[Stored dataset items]
##############################
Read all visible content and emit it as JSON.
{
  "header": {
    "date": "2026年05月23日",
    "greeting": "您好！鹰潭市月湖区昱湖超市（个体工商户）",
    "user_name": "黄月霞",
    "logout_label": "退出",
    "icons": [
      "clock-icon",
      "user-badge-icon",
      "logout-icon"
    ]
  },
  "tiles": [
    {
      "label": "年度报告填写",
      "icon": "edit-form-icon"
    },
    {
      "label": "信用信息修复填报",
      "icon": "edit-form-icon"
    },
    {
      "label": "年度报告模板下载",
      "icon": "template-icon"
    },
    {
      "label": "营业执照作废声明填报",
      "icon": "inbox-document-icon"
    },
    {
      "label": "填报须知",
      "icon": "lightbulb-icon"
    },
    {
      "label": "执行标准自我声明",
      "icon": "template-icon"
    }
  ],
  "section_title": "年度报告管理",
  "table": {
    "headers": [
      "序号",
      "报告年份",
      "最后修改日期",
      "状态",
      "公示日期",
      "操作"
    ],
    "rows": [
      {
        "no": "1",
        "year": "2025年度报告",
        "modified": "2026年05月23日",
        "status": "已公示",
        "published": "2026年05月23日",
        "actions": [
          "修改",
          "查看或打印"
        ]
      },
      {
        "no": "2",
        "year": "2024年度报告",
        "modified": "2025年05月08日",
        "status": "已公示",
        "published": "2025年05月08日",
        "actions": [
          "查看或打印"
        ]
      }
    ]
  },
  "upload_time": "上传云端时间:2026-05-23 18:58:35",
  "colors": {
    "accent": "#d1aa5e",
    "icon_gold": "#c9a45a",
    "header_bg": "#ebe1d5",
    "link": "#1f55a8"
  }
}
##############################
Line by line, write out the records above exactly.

> [Answer to the problem]:
Read all visible content and emit it as JSON.
{
  "header": {
    "date": "2026年05月23日",
    "greeting": "您好！鹰潭市月湖区昱湖超市（个体工商户）",
    "user_name": "黄月霞",
    "logout_label": "退出",
    "icons": [
      "clock-icon",
      "user-badge-icon",
      "logout-icon"
    ]
  },
  "tiles": [
    {
      "label": "年度报告填写",
      "icon": "edit-form-icon"
    },
    {
      "label": "信用信息修复填报",
      "icon": "edit-form-icon"
    },
    {
      "label": "年度报告模板下载",
      "icon": "template-icon"
    },
    {
      "label": "营业执照作废声明填报",
      "icon": "inbox-document-icon"
    },
    {
      "label": "填报须知",
      "icon": "lightbulb-icon"
    },
    {
      "label": "执行标准自我声明",
      "icon": "template-icon"
    }
  ],
  "section_title": "年度报告管理",
  "table": {
    "headers": [
      "序号",
      "报告年份",
      "最后修改日期",
      "状态",
      "公示日期",
      "操作"
    ],
    "rows": [
      {
        "no": "1",
        "year": "2025年度报告",
        "modified": "2026年05月23日",
        "status": "已公示",
        "published": "2026年05月23日",
        "actions": [
          "修改",
          "查看或打印"
        ]
      },
      {
        "no": "2",
        "year": "2024年度报告",
        "modified": "2025年05月08日",
        "status": "已公示",
        "published": "2025年05月08日",
        "actions": [
          "查看或打印"
        ]
      }
    ]
  },
  "upload_time": "上传云端时间:2026-05-23 18:58:35",
  "colors": {
    "accent": "#d1aa5e",
    "icon_gold": "#c9a45a",
    "header_bg": "#ebe1d5",
    "link": "#1f55a8"
  }
}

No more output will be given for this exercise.